Since December, at least four domesticated dogs have died from eating poisoned meat in Bayfield, Marinette and Florence counties, according to the Wisconsin Department of Natural Resources. Investigators also found dead coyotes, raccoons, weasels and a wolf in the impacted areas.
The animal deaths occurred on public lands managed by the U.S. Forest Service and Goodman Timber Company.
The DNR says there's a possibility this could be happening in other counties.
The poison was found on the ground of those public lands and each dog died less than 30 minutes after ingesting the poisoned meat, according to the DNR.
Clark Cate, a resident in northeast Wisconsin, was out walking his three-year-old German shorthaired pointer named Ava when he saw his dog eating something. The dog ran into the woods and at first he thought she’d gotten into deer droppings.
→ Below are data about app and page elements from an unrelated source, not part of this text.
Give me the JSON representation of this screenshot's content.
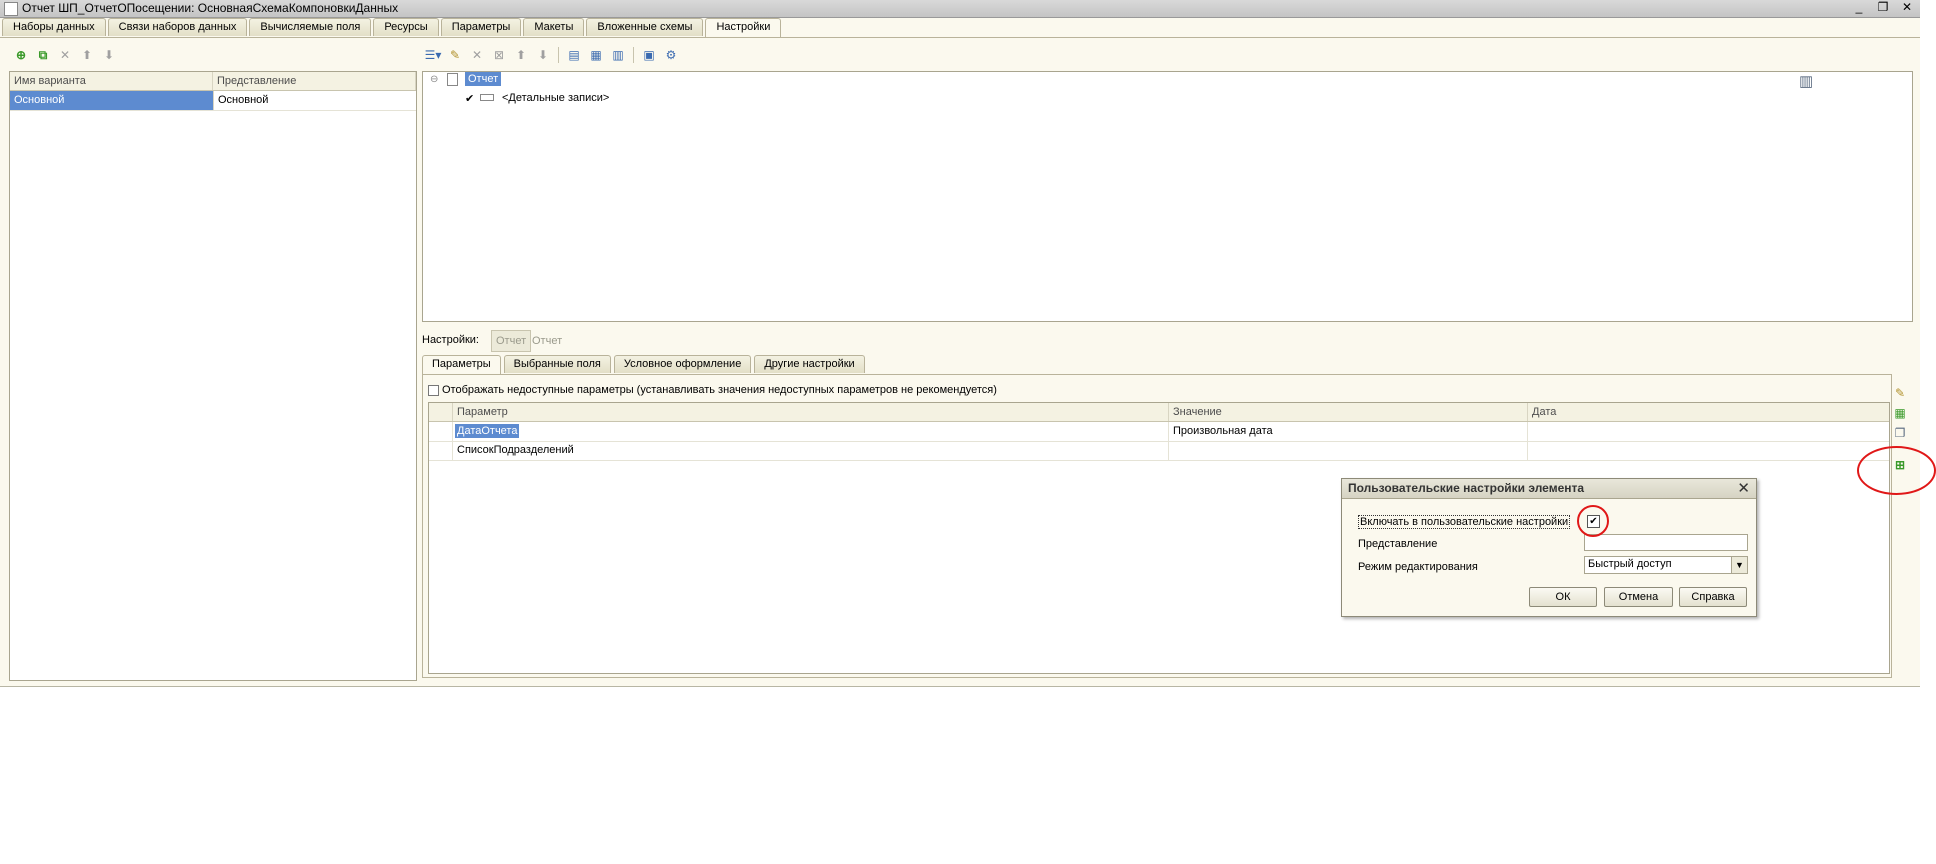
{
  "window": {
    "title": "Отчет ШП_ОтчетОПосещении: ОсновнаяСхемаКомпоновкиДанных",
    "minimize": "_",
    "restore": "❐",
    "close": "✕"
  },
  "tabs": [
    {
      "label": "Наборы данных"
    },
    {
      "label": "Связи наборов данных"
    },
    {
      "label": "Вычисляемые поля"
    },
    {
      "label": "Ресурсы"
    },
    {
      "label": "Параметры"
    },
    {
      "label": "Макеты"
    },
    {
      "label": "Вложенные схемы"
    },
    {
      "label": "Настройки"
    }
  ],
  "active_tab": "Настройки",
  "variants": {
    "columns": [
      "Имя варианта",
      "Представление"
    ],
    "rows": [
      {
        "name": "Основной",
        "presentation": "Основной"
      }
    ]
  },
  "structure": {
    "root": "Отчет",
    "child": "<Детальные записи>",
    "child_mark": "✔"
  },
  "settings": {
    "label": "Настройки:",
    "button": "Отчет",
    "current": "Отчет"
  },
  "subtabs": [
    {
      "label": "Параметры"
    },
    {
      "label": "Выбранные поля"
    },
    {
      "label": "Условное оформление"
    },
    {
      "label": "Другие настройки"
    }
  ],
  "show_unavailable": "Отображать недоступные параметры (устанавливать значения недоступных параметров не рекомендуется)",
  "params": {
    "columns": [
      "Параметр",
      "Значение",
      "Дата"
    ],
    "rows": [
      {
        "param": "ДатаОтчета",
        "value": "Произвольная дата",
        "date": ""
      },
      {
        "param": "СписокПодразделений",
        "value": "",
        "date": ""
      }
    ]
  },
  "dialog": {
    "title": "Пользовательские настройки элемента",
    "close": "✕",
    "include_label": "Включать в пользовательские настройки",
    "include_checked": true,
    "check_mark": "✔",
    "presentation_label": "Представление",
    "presentation_value": "",
    "mode_label": "Режим редактирования",
    "mode_value": "Быстрый доступ",
    "ok": "ОК",
    "cancel": "Отмена",
    "help": "Справка"
  },
  "colors": {
    "selection": "#5d8bd0",
    "highlight_circle": "#e01818",
    "panel_bg": "#fbf9ee"
  }
}
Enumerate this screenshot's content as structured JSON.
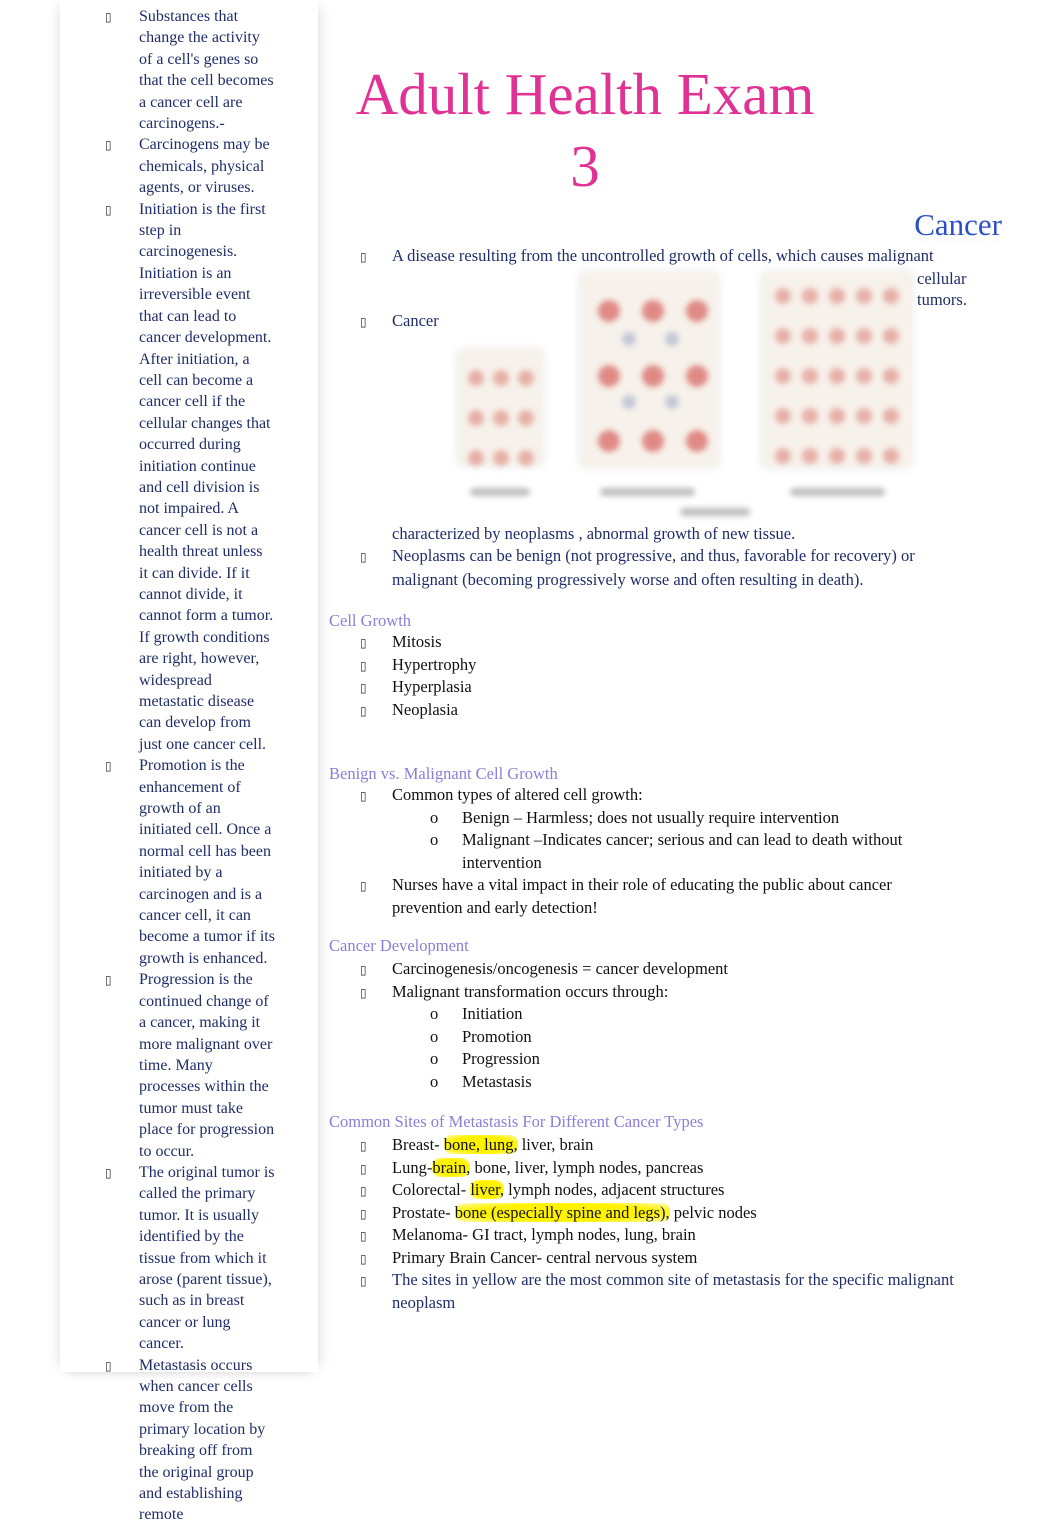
{
  "sidebar": {
    "items": [
      {
        "term": "",
        "text": "Substances that change the activity of a cell's genes so that the cell becomes a cancer cell are carcinogens.-"
      },
      {
        "term": "",
        "text": "Carcinogens may be chemicals, physical agents, or viruses."
      },
      {
        "term": "Initiation",
        "text": " is the first step in carcinogenesis. Initiation is an irreversible event that can lead to cancer development. After initiation, a cell can become a cancer cell if the cellular changes that occurred during initiation continue and cell division is not impaired. A cancer cell is not a health threat unless it can divide. If it cannot divide, it cannot form a tumor. If growth conditions are right, however, widespread metastatic disease can develop from just one cancer cell."
      },
      {
        "term": "Promotion",
        "text": " is the enhancement of growth of an initiated cell. Once a normal cell has been initiated by a carcinogen and is a cancer cell, it can become a tumor if its growth is enhanced."
      },
      {
        "term": "Progression",
        "text": " is the continued change of a cancer, making it more malignant over time. Many processes within the tumor must take place for progression to occur."
      },
      {
        "term": "",
        "text": "The original tumor is called the primary tumor. It is usually identified by the tissue from which it arose (parent tissue), such as in breast cancer or lung cancer."
      },
      {
        "term": "Metastasis",
        "text": "  occurs when cancer cells move from the primary location by breaking off from the original group and establishing remote"
      }
    ]
  },
  "document": {
    "title": "Adult Health Exam 3",
    "section_title": "Cancer",
    "definition": "A disease resulting from the uncontrolled growth of cells, which causes malignant",
    "definition_cont": "cellular tumors.",
    "cancer_item": "Cancer",
    "characterized": "characterized by  neoplasms , abnormal growth of new tissue.",
    "neoplasms": "Neoplasms  can be  benign (not progressive, and thus, favorable for recovery) or malignant  (becoming progressively worse and often resulting in death).",
    "figure_caption": "illustration (blurred)"
  },
  "cell_growth": {
    "heading": "Cell Growth",
    "items": [
      "Mitosis",
      "Hypertrophy",
      "Hyperplasia",
      "Neoplasia"
    ]
  },
  "benign_malignant": {
    "heading": "Benign vs. Malignant Cell Growth",
    "item1": "Common types of altered cell growth:",
    "sub": [
      "Benign – Harmless; does not usually require intervention",
      "Malignant –Indicates cancer; serious and can lead to death without intervention"
    ],
    "item2": "Nurses have a vital impact in their role of educating the public about cancer prevention and early detection!"
  },
  "cancer_development": {
    "heading": "Cancer Development",
    "item1": "Carcinogenesis/oncogenesis = cancer development",
    "item2": "Malignant transformation occurs through:",
    "sub": [
      "Initiation",
      "Promotion",
      "Progression",
      "Metastasis"
    ]
  },
  "metastasis_sites": {
    "heading": "Common Sites of Metastasis For Different Cancer Types",
    "rows": [
      {
        "pre": "Breast- ",
        "hl": "bone, lung,",
        "post": " liver, brain"
      },
      {
        "pre": "Lung-",
        "hl": "brain,",
        "post": " bone, liver, lymph nodes, pancreas"
      },
      {
        "pre": "Colorectal- ",
        "hl": "liver,",
        "post": " lymph nodes, adjacent structures"
      },
      {
        "pre": "Prostate-  ",
        "hl": "bone (especially spine and legs),",
        "post": " pelvic nodes"
      },
      {
        "pre": "Melanoma- GI tract, lymph nodes, lung, brain",
        "hl": "",
        "post": ""
      },
      {
        "pre": "Primary Brain Cancer- central nervous system",
        "hl": "",
        "post": ""
      }
    ],
    "note": "The sites in yellow are the most common site of metastasis for the specific malignant neoplasm",
    "highlight_color": "#fff200"
  },
  "colors": {
    "title": "#e03194",
    "section": "#2b4fc4",
    "heading": "#8b7ddb",
    "body_navy": "#1f2d6b"
  },
  "icons": {
    "bullet": "missing-glyph-box",
    "sub_bullet": "o"
  }
}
"About 10 minutes later she staggered out into the road and started convulsing and hyper-salivating and died in my arms about 20 minutes later," Cate told Wisconsin Public Radio.
He took a sample of the poison to a veterinarian, who suspected Ava may have been poisoned by fly bait.
"It [the poison] was mixed in with hamburger and thrown in the woods," Cate told WPR. "Everybody’s surmising that it was put out to kill wolves."
DNR says they are investigating before they can determine a reason for these deceased animals, although they suspect it may be pesticide carbofuran, a chemical used to control insects in a wide variety of field crops, including potatoes, corn and soybeans.
Investigators say each dog died within 30 minutes after eating the substance and lab tests are underway to determine a cause of death.
"In all four cases where the dogs died, the poisoned meat was found in a road ditch," Capt. Dave Zebro, northern region conservation warden for the DNR told WPR. The DNR put out a statment telling dog owners to keep their pets on a leash when outside and keep them away from roadside ditches.
The DNR sent samples of the tainted meat to the Wisconsin State Crime Lab for testing. In addition to the DNR, the U.S. Forest Service and U.S. Fish and Wildlife Service are also investigating these deaths.
If you have any information or a tip, please contact the Wisconsin DNR hotline at 1-800-847-9367.